Young signed a one-year, $2.25 million deal during the offseason after batting .302 with seven homers and 30 RBIs in 83 games in 2014. He also delivered a clutch three-run double to give the Orioles a win over Detroit in the postseason.
Within 10 days, the Orioles must place Young on waivers, trade him, release him or outright him to the minor leagues.
Most of all, Orioles manager Buck Showalter required an addition to his six-man bullpen. Right-hander Tyler Wilson was recalled from Triple-A Norfolk.
"Buck likes to go with the extra pitcher," said Dan Duquette, the Orioles executive vice president of baseball operations. "There are a lot of good reasons to have an extra pitcher on the roster, particularly if you have stress on the starting pitching or we have an extra-inning game."
Young, 29, started only 19 games this season. But he was 3 for 9 as a pinch-hitter after going 10 for 20 in that role last year.
"I like having the extra bats on the bench," Duquette said. "There's a value to that, but it's a constant balancing act with the roster. We look at it every day and every night."
Saying farewell to Young was not an easy call.
"We wrestle with these decisions and go back-and-forth to develop more options for the team," Duquette said. "We couldn't come up with a solution with this roster move. We don't have the flexibility with the roster that we've had in the past."
The Orioles will seek to get a measure of a return on their offseason investment by working a trade for the No. 1 pick in the 2003 draft. Over nine-plus seasons, Young has a .283 batting average with 109 home runs and 566 RBIs.

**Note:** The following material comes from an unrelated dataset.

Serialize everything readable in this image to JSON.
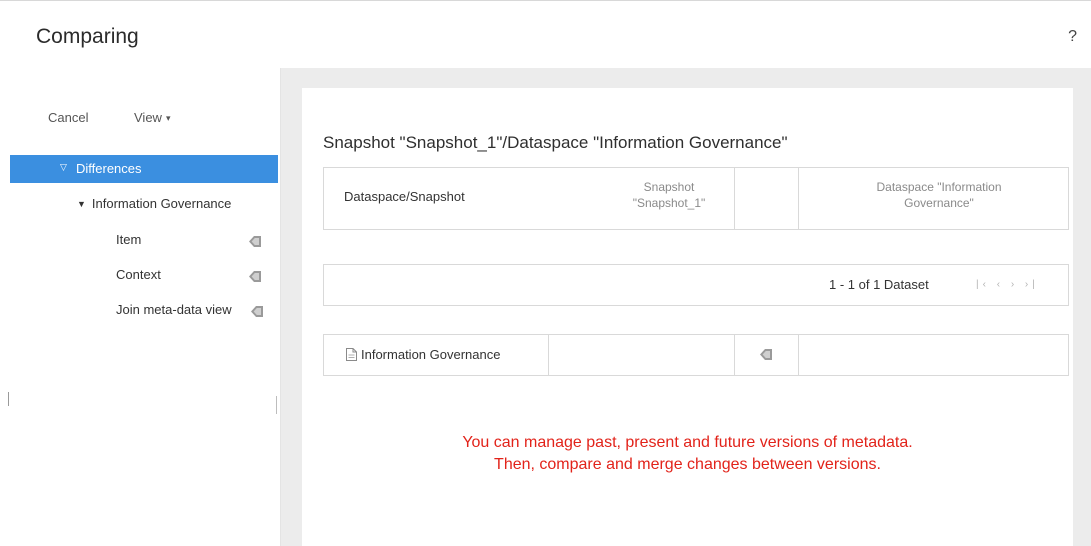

"Delmon is a qualified major league hitter," Duquette said. "Hopefully, we'll be able to find a spot for him here in a few days."